====== DATA FOR THE TASK ======
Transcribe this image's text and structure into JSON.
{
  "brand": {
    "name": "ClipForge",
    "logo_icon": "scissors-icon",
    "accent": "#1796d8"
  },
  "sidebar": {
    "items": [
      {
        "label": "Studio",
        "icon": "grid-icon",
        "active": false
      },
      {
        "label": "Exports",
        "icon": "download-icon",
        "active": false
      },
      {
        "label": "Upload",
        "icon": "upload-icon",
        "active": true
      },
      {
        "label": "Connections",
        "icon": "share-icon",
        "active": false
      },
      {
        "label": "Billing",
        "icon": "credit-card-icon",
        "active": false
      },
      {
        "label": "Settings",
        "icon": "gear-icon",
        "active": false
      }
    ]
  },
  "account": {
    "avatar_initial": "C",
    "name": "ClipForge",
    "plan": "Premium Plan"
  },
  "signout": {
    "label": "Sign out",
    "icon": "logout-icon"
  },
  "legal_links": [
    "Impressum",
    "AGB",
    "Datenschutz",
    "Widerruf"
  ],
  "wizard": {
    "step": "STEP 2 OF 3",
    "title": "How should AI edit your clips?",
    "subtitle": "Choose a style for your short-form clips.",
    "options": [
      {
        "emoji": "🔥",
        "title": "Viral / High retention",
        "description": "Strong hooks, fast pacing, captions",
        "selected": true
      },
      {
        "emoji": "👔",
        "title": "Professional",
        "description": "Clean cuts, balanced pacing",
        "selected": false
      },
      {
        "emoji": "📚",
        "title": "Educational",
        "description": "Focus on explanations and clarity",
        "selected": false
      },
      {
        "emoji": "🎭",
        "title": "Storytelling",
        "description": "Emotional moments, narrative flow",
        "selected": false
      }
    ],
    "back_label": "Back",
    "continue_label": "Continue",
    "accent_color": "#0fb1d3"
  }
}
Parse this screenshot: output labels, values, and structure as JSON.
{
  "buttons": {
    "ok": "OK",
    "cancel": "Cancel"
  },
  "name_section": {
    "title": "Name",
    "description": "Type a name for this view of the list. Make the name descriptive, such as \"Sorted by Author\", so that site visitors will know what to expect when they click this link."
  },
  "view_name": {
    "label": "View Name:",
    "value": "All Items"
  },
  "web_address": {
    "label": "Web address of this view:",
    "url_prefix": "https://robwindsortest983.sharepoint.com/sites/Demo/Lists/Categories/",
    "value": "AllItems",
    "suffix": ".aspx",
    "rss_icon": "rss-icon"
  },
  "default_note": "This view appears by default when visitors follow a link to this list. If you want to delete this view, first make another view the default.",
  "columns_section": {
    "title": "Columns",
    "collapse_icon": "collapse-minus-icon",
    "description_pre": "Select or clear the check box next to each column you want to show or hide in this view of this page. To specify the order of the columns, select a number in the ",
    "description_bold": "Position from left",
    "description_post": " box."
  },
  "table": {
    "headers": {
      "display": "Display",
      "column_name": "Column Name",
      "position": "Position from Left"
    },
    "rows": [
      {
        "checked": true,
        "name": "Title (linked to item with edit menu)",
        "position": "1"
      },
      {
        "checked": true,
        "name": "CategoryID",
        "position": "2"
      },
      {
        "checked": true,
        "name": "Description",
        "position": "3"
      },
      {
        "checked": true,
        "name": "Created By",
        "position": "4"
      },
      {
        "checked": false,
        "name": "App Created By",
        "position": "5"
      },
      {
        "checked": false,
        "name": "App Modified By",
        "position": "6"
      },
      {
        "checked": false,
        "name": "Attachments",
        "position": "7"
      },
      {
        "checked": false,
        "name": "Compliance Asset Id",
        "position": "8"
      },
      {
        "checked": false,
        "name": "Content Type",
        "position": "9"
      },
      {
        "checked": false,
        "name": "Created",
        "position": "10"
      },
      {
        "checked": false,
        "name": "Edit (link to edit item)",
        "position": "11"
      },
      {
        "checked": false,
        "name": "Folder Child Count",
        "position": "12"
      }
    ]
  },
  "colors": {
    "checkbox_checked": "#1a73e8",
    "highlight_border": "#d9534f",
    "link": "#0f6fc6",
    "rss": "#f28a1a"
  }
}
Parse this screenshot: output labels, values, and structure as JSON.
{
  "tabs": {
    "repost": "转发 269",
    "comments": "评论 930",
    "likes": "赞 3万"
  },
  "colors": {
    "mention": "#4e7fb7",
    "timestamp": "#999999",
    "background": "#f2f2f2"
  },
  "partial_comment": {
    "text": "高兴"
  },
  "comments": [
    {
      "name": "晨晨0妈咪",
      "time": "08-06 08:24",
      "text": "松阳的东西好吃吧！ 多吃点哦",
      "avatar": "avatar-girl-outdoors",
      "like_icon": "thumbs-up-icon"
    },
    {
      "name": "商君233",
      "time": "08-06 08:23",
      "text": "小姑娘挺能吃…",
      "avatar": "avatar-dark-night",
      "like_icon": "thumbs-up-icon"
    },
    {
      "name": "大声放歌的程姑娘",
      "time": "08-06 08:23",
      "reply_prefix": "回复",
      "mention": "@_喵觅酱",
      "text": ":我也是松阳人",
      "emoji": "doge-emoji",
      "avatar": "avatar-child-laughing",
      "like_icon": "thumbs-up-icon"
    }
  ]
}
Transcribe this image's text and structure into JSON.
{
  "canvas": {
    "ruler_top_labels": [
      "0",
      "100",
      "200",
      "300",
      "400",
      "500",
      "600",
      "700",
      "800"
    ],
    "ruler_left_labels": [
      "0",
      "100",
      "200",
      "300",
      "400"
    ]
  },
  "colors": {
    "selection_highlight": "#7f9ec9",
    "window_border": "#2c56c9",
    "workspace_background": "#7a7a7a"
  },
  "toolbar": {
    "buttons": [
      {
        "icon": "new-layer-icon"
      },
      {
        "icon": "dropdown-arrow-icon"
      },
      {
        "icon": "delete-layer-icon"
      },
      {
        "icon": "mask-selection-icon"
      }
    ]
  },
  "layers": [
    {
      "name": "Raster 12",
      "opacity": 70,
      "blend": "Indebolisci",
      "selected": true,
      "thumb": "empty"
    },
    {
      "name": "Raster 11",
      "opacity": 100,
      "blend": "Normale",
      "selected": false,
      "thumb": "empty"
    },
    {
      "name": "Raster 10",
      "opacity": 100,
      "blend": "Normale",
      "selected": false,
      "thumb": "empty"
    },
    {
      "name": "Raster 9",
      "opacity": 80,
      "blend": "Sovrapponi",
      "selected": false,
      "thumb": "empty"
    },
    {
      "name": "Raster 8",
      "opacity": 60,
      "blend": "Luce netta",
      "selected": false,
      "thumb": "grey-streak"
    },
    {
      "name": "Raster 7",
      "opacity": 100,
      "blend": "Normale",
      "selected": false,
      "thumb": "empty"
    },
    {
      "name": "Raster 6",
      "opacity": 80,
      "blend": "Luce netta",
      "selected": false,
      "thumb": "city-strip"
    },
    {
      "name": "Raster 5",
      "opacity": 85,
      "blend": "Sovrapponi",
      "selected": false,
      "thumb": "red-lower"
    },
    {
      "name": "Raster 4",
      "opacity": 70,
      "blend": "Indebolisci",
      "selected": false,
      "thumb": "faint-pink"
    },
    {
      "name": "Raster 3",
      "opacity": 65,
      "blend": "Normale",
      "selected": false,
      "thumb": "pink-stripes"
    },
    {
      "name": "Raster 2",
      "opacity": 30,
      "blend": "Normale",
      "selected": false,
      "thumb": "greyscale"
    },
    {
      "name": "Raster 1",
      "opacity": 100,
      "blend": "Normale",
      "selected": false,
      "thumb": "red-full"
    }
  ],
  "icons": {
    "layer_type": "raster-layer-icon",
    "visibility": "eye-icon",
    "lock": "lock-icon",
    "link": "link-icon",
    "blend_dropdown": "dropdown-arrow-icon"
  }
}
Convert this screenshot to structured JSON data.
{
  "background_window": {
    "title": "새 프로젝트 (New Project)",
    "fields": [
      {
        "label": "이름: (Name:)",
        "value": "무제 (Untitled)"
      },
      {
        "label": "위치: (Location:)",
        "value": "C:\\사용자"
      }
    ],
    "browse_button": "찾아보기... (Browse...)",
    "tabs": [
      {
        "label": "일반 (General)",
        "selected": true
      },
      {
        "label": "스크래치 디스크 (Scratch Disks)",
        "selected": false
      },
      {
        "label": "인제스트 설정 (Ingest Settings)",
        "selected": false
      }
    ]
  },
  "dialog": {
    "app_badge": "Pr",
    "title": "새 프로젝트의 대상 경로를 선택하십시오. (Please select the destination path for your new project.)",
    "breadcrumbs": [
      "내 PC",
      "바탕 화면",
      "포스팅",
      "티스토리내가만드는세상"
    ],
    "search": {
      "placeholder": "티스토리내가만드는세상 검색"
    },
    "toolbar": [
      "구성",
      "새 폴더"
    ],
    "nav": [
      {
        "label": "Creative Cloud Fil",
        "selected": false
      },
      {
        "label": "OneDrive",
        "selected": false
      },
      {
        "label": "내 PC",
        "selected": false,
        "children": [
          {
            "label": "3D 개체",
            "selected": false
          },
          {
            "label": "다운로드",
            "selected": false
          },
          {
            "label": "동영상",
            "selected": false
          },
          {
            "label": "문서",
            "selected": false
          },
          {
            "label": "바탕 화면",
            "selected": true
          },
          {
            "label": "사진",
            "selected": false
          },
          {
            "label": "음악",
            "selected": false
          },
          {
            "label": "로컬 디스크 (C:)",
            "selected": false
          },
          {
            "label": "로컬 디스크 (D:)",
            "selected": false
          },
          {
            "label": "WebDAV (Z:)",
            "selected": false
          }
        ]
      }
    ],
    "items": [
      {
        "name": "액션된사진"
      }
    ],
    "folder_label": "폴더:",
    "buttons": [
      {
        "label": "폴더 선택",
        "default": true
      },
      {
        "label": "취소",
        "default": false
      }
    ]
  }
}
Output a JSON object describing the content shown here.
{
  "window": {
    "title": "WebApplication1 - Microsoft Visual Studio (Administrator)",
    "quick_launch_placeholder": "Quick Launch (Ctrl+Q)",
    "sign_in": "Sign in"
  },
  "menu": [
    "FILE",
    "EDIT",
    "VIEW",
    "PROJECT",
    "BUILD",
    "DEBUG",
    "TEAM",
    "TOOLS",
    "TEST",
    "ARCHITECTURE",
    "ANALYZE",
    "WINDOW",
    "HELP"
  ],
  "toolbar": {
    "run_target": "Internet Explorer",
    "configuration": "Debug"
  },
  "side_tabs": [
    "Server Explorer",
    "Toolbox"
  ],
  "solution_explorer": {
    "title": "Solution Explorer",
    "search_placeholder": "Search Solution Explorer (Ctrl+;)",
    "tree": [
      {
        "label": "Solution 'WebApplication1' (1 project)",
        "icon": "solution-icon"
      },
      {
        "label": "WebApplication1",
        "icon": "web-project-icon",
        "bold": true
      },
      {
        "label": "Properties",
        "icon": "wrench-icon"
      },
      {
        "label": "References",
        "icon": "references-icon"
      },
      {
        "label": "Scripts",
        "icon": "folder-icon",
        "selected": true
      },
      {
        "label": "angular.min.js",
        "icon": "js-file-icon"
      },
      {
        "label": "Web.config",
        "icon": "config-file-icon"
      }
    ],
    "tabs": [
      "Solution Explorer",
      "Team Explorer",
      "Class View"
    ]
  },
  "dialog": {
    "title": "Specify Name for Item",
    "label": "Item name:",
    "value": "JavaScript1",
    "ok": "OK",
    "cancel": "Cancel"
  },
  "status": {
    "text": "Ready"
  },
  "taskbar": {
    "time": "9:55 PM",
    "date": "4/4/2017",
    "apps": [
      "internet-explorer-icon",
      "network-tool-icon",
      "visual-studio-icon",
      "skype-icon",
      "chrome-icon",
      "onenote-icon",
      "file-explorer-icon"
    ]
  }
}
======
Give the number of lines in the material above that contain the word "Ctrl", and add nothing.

2